Frank Gehry has been making headlines recently, both for the opening of his newest creation, the Louis Vuitton Foundation in Paris, and for his unfortunate middle-finger gesture in response to a journalist’s question at a press conference in Spain. The journalist had asked him to comment on the suggestion that his designs are pure ‘spectacle’.
Gehry has since apologised, blaming jet-lag for his response. But the question remains, and is brought into sharp focus as the foundation opens with spectacular fanfare.
The new structure comprises 11 differently shaped galleries, an auditorium, four viewing terraces, a shop and a restaurant, all encompassed by enormous glass ‘sails’. It has also been described as a ‘cloud of glass’. Billboards at the metro station Sablons, the nearest transport link to the Foundation, are plastered with adverts of the building floating in a blue haze.

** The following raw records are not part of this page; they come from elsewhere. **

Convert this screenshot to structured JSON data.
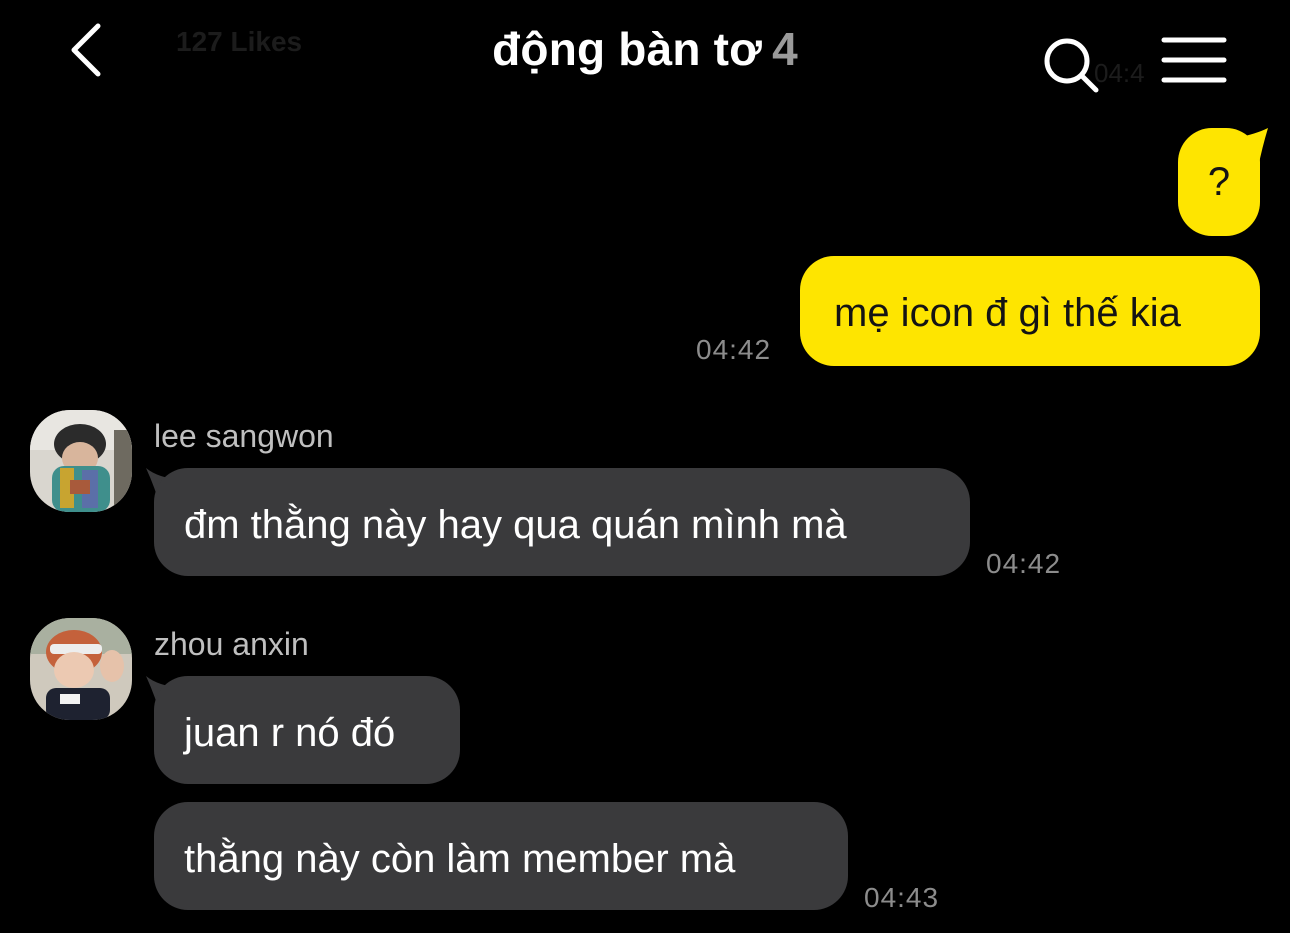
{
  "header": {
    "back_icon": "chevron-left-icon",
    "title": "động bàn tơ",
    "member_count": "4",
    "search_icon": "search-icon",
    "menu_icon": "hamburger-menu-icon",
    "ghost_likes": "127 Likes",
    "ghost_time": "04:4"
  },
  "colors": {
    "background": "#000000",
    "my_bubble": "#fee500",
    "other_bubble": "#3a3a3c",
    "timestamp": "#8c8c8c",
    "count": "#9a9a9a"
  },
  "messages": {
    "m1": {
      "text": "?"
    },
    "m2": {
      "text": "mẹ icon đ gì thế kia",
      "time": "04:42"
    },
    "m3": {
      "sender": "lee sangwon",
      "text": "đm thằng này hay qua quán mình mà",
      "time": "04:42"
    },
    "m4": {
      "sender": "zhou anxin",
      "text": "juan r nó đó"
    },
    "m5": {
      "text": "thằng này còn làm member mà",
      "time": "04:43"
    }
  }
}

In reality the location is more down to earth: the leafy Bois de Boulogne, alongside the Jardin d’acclimation, a charming old-fashioned amusement park for children. The Bois and the park both came into being during Napoleon III’s reign (1852–70). Gehry’s playful architecture is a nod to the location’s history of leisure pursuits, and the extraordinary glass structure harks back to the (ahem) spectacle of Second Empire and Belle Époque Paris.

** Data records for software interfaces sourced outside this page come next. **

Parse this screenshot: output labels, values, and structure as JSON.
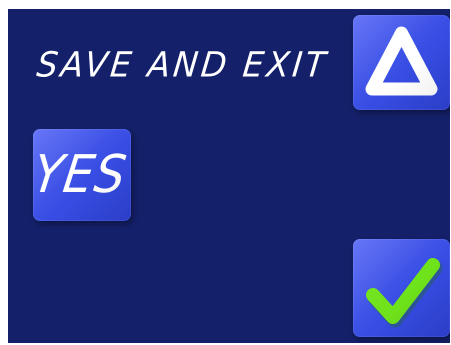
{
  "screen": {
    "background": "#142069",
    "title": "SAVE AND EXIT"
  },
  "buttons": {
    "yes": {
      "label": "YES"
    },
    "up": {
      "icon": "triangle-up-icon"
    },
    "confirm": {
      "icon": "check-icon",
      "icon_color": "#6ee21a"
    }
  },
  "colors": {
    "button": "#3e52e8",
    "text": "#ffffff"
  }
}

But despite the enormity of the structure – and crowds of visitors – the space itself retains a sense of calm and lightness. Inside the artworks are displayed in a sparse, straightforward way. A simple wall text is given for each artist without any of the pompous art-speak and tortuous theorising that can ruin the experience of contemporary art. Works from the foundation’s collection (which features Gerhard Richter, Ellsworth Kelly, Bertrand Lavier and Pierre Huyghe amongst others) appear refreshingly un-curated.
Other artists have been commissioned to create works especially for the new space, including a dizzying kaleidoscope installation by Olafur Eliasson. There are also displays that celebrate the building itself. An exhibition of maquettes leads visitors through Gehry’s creative process, while in the basement galleries a film by Sarah Morris (with music by Liam Gillick) follows the construction of the foundation and an installation by Taryn Simon ‘uncovers the memory of the construction site’.

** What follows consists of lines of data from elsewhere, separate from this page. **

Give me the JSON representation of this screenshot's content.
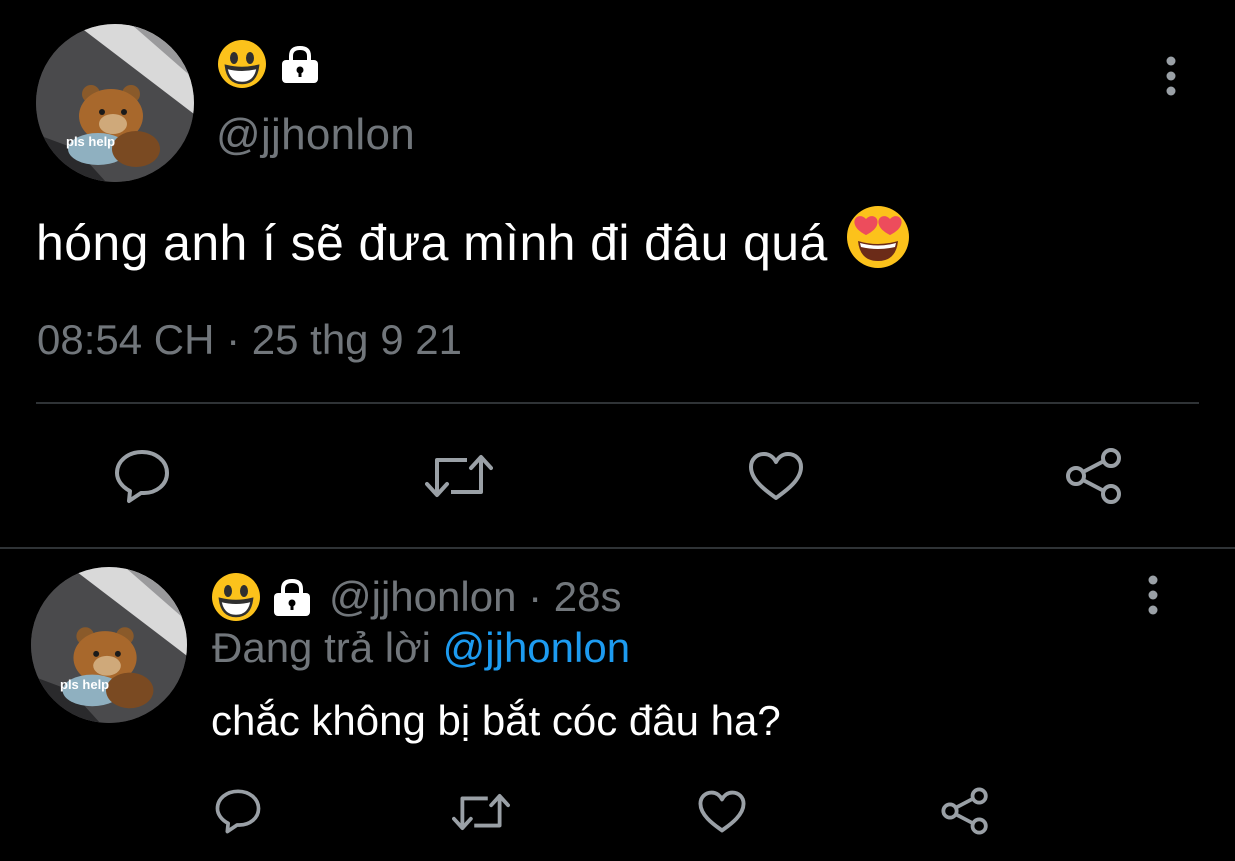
{
  "main_tweet": {
    "avatar_caption": "pls help",
    "display_name_emoji": "smiling-face-emoji",
    "protected_icon": "lock-icon",
    "handle": "@jjhonlon",
    "text": "hóng anh í sẽ đưa mình đi đâu quá",
    "text_emoji": "heart-eyes-emoji",
    "timestamp": "08:54 CH · 25 thg 9 21",
    "actions": [
      "reply-icon",
      "retweet-icon",
      "like-icon",
      "share-icon"
    ]
  },
  "reply_tweet": {
    "avatar_caption": "pls help",
    "handle_time": "@jjhonlon · 28s",
    "replying_to_prefix": "Đang trả lời",
    "replying_to_handle": "@jjhonlon",
    "text": "chắc không bị bắt cóc đâu ha?",
    "actions": [
      "reply-icon",
      "retweet-icon",
      "like-icon",
      "share-icon"
    ]
  },
  "colors": {
    "background": "#000000",
    "primary_text": "#ffffff",
    "secondary_text": "#71767b",
    "mention": "#1d9bf0",
    "divider": "#2f3336"
  }
}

It is interesting to glimpse the work that went on in the making of the extraordinary edifice, but the mise en abyme of Gehry’s creation becomes a bit self-congratulatory, particularly while a new retrospective of Gehry’s work is also open at the Pompidou Centre. The show, which includes sketches, maquettes and videos, charts his career from early residences (including the extension of his own house in Santa Monica) to ‘starchitect’ status with the Guggenheim Bilbao in the 1990s.
The exhibition highlights two interwoven strands of Gehry’s practice: the creative impulse evident in his squiggly-lined sketches and almost child-like models, and the ground-breaking digital technologies developed to engineer them. These strands culminate in the undulating forms of the Louis Vuitton Foundation itself, the research for which was conducted by some 200 engineers, and resulted in 30 patents for new technology.
This being France, there has been hand-wringing over whether the new foundation – which was commissioned by Bernard Arnault – represents an unnecessarily decadent monument to wealth in a time of economic crisis. The French president François Hollande has called the new foundation ‘a gift to France’, but a recent open letter signed by French intellectuals bemoaned the increasing grip of the private sector on the art world. It’s probably too early to call, but if there’s one thing Parisians do like, it’s spectacle.
‘Frank Gehry’ is at the Fondation Louis Vuitton, Paris, until 16 March 2015.
A retrospective of the Gehry’s work is open at the Centre Pompidou until 26 January 2015.